Maybe not as bad as Urban Menace, but definitely was hit pretty hard by that missing footage too. We start with these distorted archive shots of Snoop from when he was Snoop Doggy Dogg. We assume he's some kind of important figure, but that's all we see of him. Then we get Ice-T cleaning up another gang in Chicago, while our Detroit gangs are having big rallies. From there, it devolves into Die Hard with gangs, based around three characters that aren't all that remarkable. I'd really be curious to know what this movie was supposed to be. How did Snoop Dogg figure in? Was there more Ice-T? Was it really only Die Hard with gangs? The thing is, if you see this on the shelf and think "Oh, Snoop and Ice-T, this should be good", and then you watch it and are totally disappointed, just know, what you got wasn't what you were supposed to get.

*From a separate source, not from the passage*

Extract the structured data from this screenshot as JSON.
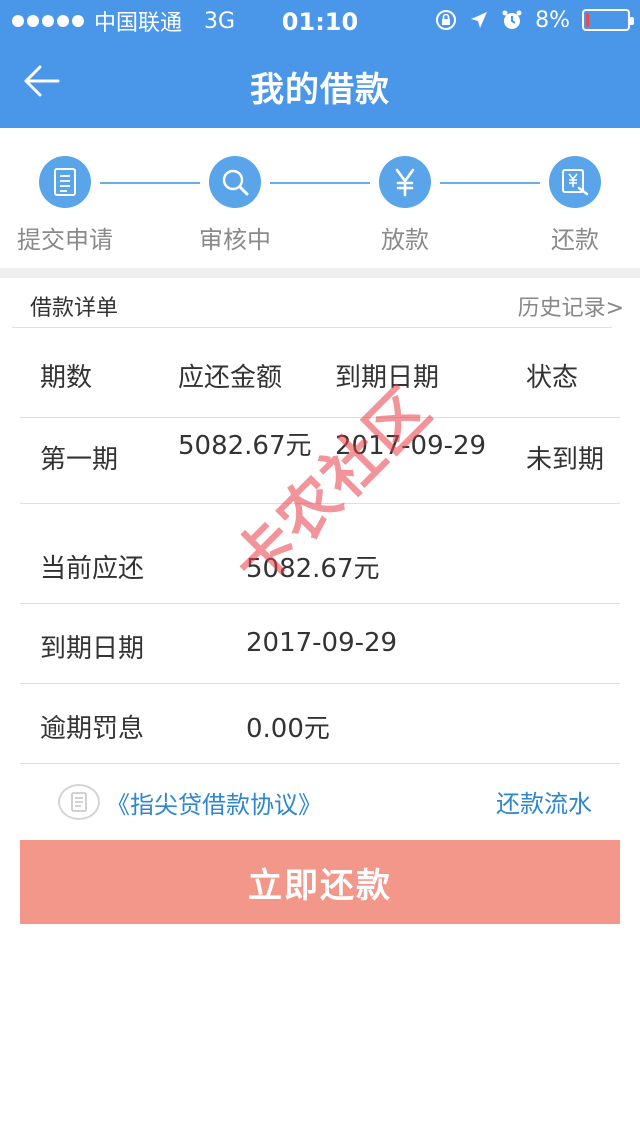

I know some of my readers are not big Albert Pyun fans-- and many of them don't miss an opportunity in a comment box to tell me so-- so hearing me in these two posts trying to explain away some real duds probably has them thinking "Sure, I bet, and why were all the rest of his films crap?" I guess the first thing I would say is "what are you doing at the Direct to Video Connoisseur if you don't like Albert Pyun?", because Albert Pyun's approach to film making is the kind of thing we celebrate here. But the other thing is, you can't be all like "I can't stand big Hollywood", but then not be cognizant of the difficulties film makers face when they try to work outside of the major studios. For me, I like hearing these stories, and I think it's really cool that Pyun took the time to comment here and tell us what happened with these urban films. Unfortunately, part of that charm that we like in low-budget independent films, that they have to be innovative and make do with less, means that when shit happens and half the film is lost by Air France and they have to try and salvage something, you end up with this.

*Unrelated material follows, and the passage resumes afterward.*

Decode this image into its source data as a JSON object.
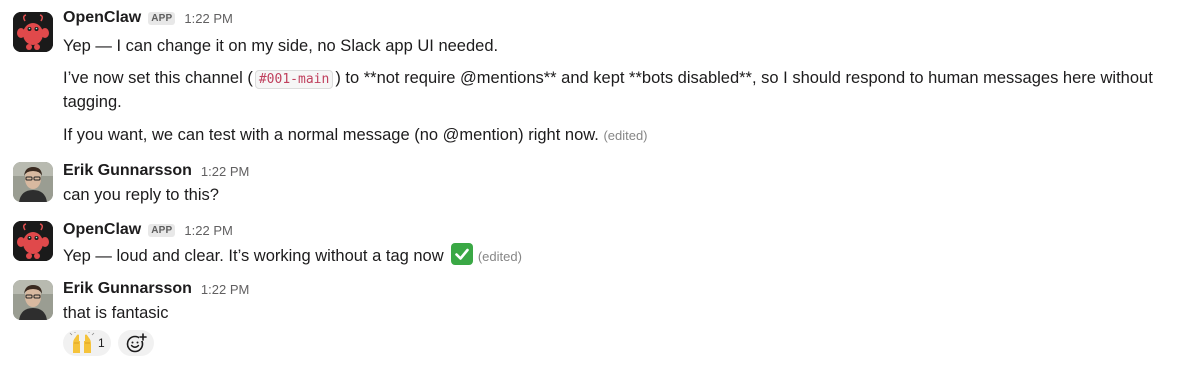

The Ice-T here is more of your run-of-the-mill Ice-T, the vintage mean-mugging over-enunciating Ice-T. Not the chilling baddie we got in Corrupt. I don't know why we get the guy from this more than we get the guy in Corrupt, but we do. Maybe it's him wanting to get out there and try new things. I don't know, he played a kangaroo man in Tank Girl, what more does he want? He also produced this movie, so I imagine he was as disappointed as Pyun was when half the film turned up missing-- I imagine everyone involved with the project was.
It doesn't escape me that, while this was filmed in Eastern Europe, it took place in Detroit, which is probably where this would've been shot had it been made today-- which also would've meant that there would've been no need to ship it with Air France to LA. The majority of the action in this takes place in an abandoned warehouse. Well, they'd have their pick of abandoned warehouses in Detroit.

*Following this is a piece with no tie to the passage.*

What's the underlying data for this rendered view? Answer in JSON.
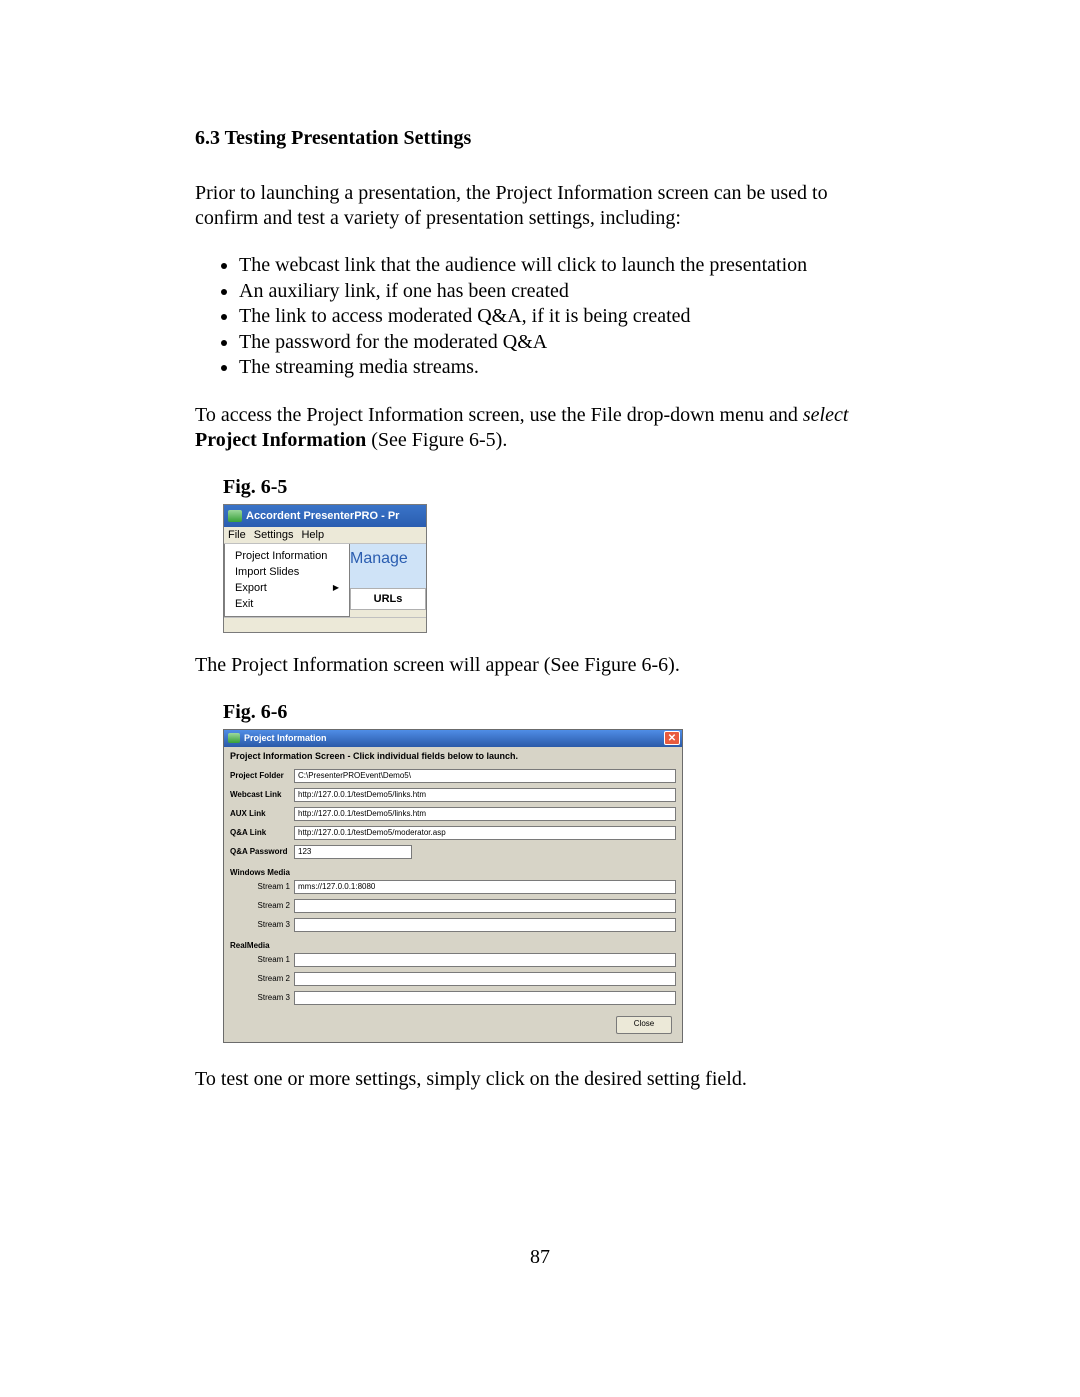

I'm skipping the Pyun Mainstay game for this post, because, like Corrupt, all we had outside of Ice-T was Vincent Klyn. Instead, I wanted to bring up something that caught my eye as a former wrestling fan. You can barely see it in that pic there, but that dude is giving the other guy the Camel Clutch. Remember that? When Sgt. Slaughter became an Iraqi in the early 90s? He'd get Hulk Hogan in the Camel Clutch, trying to make him tap out. Man, those were the days.
Other than the Camel Clutch, there isn't much going on here. If you haven't seen this before, and see it on the shelves, just know what you're getting yourself into-- an attempt to make lemonade out of lemons--; and if you have seen it and wanted to know why it was so bad, well, now you know. It's hard to make a movie come out the way you want if you've lost half of your footage.
For more info: http://www.imdb.com/title/tt0196219/